Both are correct to a point. Both carriers and the government come between you and your doctor. A tragic case that became political fodder for former Senator John Edwards brought this reality to light. An insurer denied a liver transplant for a California teenager because the procedure was considered experimental given her circumstances. Without assurance they would be paid, medical providers would not perform the transplant. After intense public pressure the carrier relented, but before the operation could take place the patient died. As I said, a tragic story used by Senator Edwards to castigate the insurance industry. What he never mentioned it, but the Sacramento Bee did, it that Medicare and Medicaid – public health programs – would also have denied the treatment as experimental. Not every treatment, procedure, service or medication requested is safe, necessary or effective. There will always be an umpire determining what care is responsible and what is not, reform or no reform.
Not all umpiring is bad, however. Nor does applying comparative effectiveness research to medical care (and, consequently, eliminating waste and unnecessary treatment) require handcuffing doctors or forcing them to treat patients from a menu. The experience of the Geisinger Health System in Pennsylvania, among others, has demonstrated that sharing knowledge concerning effective protocols for treating conditions can lower costs while still allowing doctors to determine appropriate care.
Increasing Medical Costs Cause Increasing Premiums
Health insurance premiums increase far faster than general inflation or wages. As USA Today reported recently, since 1999, health insurance premiums for families rose 131 percent. Inflation during that time increased by just 28 percent.
Many politicians and pundits place the blame for this disparity at the feet of greedy health insurance executives. Never mind that profits and administrative costs, as a percentage of premium have remained roughly constant over time. Apparently health insurance premiums are set by stock brokers, not actuaries.

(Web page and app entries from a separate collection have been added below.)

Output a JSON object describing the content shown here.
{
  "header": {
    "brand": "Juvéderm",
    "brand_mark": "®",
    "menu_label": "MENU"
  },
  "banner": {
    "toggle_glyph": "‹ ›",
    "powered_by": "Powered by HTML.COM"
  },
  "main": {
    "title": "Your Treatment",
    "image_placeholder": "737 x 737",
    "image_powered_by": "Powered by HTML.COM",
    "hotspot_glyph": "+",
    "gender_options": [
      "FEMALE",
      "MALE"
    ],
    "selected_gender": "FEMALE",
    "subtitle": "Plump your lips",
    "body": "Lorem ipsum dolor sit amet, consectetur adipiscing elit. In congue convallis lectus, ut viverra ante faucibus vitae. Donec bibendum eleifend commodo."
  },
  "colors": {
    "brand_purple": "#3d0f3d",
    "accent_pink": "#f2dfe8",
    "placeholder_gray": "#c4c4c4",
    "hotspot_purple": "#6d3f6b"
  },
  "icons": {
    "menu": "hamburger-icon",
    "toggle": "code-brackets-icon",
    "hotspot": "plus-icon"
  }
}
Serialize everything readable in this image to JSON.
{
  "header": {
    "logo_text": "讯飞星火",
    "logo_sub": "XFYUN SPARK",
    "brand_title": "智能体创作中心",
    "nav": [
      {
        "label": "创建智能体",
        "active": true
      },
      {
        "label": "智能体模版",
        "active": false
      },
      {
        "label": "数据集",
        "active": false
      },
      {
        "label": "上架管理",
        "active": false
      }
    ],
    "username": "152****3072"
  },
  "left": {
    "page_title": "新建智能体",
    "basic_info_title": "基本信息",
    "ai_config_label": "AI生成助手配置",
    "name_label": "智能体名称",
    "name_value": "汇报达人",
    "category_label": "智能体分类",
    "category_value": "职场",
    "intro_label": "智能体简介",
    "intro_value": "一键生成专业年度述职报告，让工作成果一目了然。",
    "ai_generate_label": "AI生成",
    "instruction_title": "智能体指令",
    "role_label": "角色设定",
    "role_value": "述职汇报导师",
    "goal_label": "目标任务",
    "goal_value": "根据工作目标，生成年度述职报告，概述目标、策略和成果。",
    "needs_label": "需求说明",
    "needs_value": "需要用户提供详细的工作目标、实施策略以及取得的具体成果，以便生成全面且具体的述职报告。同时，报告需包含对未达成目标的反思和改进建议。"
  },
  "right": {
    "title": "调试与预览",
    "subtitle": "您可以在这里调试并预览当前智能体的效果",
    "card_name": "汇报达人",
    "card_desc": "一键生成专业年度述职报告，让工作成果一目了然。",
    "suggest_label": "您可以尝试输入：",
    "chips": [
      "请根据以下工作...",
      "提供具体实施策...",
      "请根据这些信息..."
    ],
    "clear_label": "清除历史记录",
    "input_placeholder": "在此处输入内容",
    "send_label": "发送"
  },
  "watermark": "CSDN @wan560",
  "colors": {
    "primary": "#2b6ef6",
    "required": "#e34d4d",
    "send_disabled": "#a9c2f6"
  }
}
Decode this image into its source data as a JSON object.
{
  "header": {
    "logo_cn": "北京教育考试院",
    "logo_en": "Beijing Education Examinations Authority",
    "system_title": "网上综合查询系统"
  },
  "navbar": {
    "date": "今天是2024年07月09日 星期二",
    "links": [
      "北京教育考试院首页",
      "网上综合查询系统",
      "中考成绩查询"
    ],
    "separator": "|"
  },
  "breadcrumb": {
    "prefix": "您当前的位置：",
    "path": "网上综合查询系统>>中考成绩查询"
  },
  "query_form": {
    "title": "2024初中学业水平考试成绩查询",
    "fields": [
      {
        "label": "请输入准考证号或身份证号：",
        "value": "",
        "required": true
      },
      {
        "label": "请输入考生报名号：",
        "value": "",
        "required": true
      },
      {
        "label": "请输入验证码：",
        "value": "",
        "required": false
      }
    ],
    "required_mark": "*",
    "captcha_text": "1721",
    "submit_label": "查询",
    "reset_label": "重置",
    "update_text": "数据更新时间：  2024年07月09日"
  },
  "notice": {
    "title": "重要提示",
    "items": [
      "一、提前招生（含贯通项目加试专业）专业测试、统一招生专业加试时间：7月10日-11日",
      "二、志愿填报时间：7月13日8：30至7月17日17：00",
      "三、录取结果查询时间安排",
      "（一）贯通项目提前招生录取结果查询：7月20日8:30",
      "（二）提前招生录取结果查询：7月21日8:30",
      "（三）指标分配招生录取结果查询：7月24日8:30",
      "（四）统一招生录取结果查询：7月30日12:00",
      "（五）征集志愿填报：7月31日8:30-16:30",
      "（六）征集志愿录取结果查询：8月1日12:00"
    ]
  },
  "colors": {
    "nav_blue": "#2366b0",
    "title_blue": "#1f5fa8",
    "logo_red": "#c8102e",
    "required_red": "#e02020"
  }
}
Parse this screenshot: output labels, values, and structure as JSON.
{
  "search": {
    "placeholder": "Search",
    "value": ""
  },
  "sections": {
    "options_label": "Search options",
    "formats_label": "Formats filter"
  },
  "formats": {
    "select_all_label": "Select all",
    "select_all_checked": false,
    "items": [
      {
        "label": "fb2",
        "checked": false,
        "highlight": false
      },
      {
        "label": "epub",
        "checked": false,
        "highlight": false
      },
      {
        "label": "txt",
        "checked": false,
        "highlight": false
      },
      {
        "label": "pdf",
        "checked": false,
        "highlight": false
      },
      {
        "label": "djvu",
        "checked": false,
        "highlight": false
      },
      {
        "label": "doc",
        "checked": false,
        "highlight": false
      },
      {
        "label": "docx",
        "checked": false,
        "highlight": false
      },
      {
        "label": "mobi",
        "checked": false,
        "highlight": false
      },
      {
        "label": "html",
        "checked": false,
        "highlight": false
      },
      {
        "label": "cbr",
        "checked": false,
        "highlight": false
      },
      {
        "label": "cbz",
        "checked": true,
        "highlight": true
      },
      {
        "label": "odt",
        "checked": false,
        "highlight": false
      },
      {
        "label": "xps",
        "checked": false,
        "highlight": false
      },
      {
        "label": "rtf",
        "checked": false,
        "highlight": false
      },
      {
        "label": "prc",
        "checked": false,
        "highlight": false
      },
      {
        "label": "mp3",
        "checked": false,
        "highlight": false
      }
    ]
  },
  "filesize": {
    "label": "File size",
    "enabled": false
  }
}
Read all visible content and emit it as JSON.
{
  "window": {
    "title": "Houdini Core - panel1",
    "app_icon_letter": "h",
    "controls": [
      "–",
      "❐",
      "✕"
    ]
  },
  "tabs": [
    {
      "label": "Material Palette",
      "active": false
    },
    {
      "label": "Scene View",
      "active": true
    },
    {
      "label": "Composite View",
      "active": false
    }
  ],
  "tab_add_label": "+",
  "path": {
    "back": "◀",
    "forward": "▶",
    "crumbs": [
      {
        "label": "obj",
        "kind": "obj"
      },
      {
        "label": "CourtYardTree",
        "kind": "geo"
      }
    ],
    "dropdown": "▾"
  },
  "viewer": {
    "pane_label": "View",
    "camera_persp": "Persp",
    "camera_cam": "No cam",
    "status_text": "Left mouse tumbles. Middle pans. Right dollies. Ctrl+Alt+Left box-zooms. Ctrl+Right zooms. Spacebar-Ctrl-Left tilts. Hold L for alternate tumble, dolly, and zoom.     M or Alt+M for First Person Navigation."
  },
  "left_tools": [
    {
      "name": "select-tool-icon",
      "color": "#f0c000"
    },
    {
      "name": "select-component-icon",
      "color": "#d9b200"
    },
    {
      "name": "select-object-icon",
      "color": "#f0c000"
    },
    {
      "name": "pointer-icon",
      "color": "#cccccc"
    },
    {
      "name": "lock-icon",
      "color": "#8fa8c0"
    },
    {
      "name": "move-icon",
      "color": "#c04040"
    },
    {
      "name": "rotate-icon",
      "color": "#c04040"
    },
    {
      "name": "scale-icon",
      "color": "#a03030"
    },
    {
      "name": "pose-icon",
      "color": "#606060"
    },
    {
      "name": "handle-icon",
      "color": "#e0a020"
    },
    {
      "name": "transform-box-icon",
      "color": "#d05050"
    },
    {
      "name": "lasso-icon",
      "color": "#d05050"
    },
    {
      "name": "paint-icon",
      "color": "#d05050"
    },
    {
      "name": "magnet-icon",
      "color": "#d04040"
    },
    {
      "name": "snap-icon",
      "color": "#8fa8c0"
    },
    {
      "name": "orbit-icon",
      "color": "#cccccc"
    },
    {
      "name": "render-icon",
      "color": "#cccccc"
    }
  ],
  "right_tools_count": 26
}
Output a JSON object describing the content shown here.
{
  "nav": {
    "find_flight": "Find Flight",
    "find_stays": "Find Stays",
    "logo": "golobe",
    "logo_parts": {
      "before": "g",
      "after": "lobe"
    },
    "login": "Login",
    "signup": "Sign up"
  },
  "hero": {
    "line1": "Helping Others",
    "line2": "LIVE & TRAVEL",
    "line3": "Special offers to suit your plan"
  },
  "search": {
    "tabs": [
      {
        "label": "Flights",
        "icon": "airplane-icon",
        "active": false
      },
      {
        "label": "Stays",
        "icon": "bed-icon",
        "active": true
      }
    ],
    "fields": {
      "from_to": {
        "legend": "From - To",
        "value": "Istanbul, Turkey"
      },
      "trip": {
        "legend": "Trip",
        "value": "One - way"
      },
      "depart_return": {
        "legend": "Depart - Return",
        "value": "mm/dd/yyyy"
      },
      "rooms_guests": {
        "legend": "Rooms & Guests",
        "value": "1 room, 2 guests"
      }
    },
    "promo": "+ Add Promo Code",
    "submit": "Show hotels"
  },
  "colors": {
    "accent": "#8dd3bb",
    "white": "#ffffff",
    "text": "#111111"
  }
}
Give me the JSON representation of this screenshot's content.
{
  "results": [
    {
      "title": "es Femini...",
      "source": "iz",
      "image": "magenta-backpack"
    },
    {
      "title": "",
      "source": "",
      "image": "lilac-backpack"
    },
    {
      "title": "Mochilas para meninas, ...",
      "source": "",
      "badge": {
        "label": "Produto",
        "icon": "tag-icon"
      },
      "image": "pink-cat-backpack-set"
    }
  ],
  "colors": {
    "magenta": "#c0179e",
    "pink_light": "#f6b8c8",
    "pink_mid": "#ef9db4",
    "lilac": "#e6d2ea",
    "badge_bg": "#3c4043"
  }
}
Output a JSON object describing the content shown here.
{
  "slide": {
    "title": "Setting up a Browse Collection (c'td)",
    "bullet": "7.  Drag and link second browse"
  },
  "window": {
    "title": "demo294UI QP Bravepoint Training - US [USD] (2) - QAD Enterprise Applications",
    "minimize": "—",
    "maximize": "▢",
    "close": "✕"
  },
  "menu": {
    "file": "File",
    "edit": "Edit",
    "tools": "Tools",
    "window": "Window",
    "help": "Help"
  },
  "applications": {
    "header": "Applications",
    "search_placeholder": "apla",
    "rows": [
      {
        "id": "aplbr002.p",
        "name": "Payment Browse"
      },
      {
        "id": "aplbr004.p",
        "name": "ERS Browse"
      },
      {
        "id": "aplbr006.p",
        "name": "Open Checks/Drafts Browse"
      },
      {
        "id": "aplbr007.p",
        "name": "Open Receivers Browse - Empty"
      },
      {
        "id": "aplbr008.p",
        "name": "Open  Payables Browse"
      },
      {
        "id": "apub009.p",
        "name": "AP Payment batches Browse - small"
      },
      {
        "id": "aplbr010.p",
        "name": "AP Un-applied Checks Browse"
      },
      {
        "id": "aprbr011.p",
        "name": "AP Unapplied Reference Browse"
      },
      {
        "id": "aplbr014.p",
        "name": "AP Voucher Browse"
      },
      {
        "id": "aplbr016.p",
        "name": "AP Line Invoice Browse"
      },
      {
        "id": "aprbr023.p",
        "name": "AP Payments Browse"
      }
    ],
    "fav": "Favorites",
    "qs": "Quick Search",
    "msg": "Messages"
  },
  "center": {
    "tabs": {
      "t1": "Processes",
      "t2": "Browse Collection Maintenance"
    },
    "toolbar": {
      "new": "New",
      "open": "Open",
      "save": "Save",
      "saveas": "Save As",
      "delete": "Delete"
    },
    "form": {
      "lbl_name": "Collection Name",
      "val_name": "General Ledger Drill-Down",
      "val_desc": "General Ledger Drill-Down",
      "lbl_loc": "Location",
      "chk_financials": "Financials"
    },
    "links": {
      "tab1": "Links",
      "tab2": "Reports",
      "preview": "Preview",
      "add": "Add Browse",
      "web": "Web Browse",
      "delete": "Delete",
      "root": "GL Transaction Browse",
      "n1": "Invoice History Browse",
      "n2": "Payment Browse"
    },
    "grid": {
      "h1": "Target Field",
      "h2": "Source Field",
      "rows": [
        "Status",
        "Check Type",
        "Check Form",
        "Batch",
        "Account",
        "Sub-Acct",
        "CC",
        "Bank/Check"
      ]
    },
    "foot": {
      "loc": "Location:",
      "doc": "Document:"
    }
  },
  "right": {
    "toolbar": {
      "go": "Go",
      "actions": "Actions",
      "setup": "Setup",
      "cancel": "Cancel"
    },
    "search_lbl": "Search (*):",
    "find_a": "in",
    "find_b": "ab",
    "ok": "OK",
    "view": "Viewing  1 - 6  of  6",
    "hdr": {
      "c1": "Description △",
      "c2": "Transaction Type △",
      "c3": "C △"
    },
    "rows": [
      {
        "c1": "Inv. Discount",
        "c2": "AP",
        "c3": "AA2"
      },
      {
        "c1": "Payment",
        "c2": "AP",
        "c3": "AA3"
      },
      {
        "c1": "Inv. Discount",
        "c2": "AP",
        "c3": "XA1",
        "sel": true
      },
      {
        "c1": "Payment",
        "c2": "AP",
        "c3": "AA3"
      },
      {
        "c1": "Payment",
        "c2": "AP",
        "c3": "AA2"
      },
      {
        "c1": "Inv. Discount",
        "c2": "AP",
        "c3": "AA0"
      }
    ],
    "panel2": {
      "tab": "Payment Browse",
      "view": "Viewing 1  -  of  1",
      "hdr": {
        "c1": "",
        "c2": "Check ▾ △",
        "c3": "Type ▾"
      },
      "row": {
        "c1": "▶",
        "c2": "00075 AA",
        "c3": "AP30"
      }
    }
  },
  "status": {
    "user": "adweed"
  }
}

The reality is medical costs drive health insurance costs. And unless Congress address this dynamic with more than rhetoric, their reforms – whatever they may be – will flounder. What can Congress do about it? There’s no shortage of ideas.
Kaiser Permanent CEO George Halvorson, wrote a book “Health Care Reform Now!” that examines the elements of medical care costs and what can be done to restrain them. Among Mr. Halvorson’s recommendations: create a medical care delivery system that allows for quality measurements, an appropriate approach for the treatment of the five chronic diseases that account for more than 50 percent of medical spending in the country; and change the motivation for medical providers to provide more care rather than the right care.
Similar recommendations for reducing medical inflation are offered by Dr. Albert Waxman, a CEO of a venture capital firm focusing on health care related enterprises. In a guest blog posting on CNBC.com, Dr. Waxman calls for replacing “fee for service” payment models with performance-based reimbursement and providing incentives for healthier lifestyles. (Full disclosure: Dr. Waxman’s VC firm is funding a client of my consulting firm).
The challenge in cutting costs in medical care is that opponents of reform – or of the reformer – will claim such changes will lead to rationing and put government (or the insurance companies) between doctors and their patients. When listening to these charges, however, it might be useful to remember: it’s not whether there will be rationing of medical care in America, but how we will ration care. And it’s not whether someone will evaluate whether the treatment our doctors recommend or not, it’s what this evaluation will be based upon and how it is applied.
We can have health care reform that reduces costs and increases access. Doing so will require facing facts concerning the status quo, not ignoring them.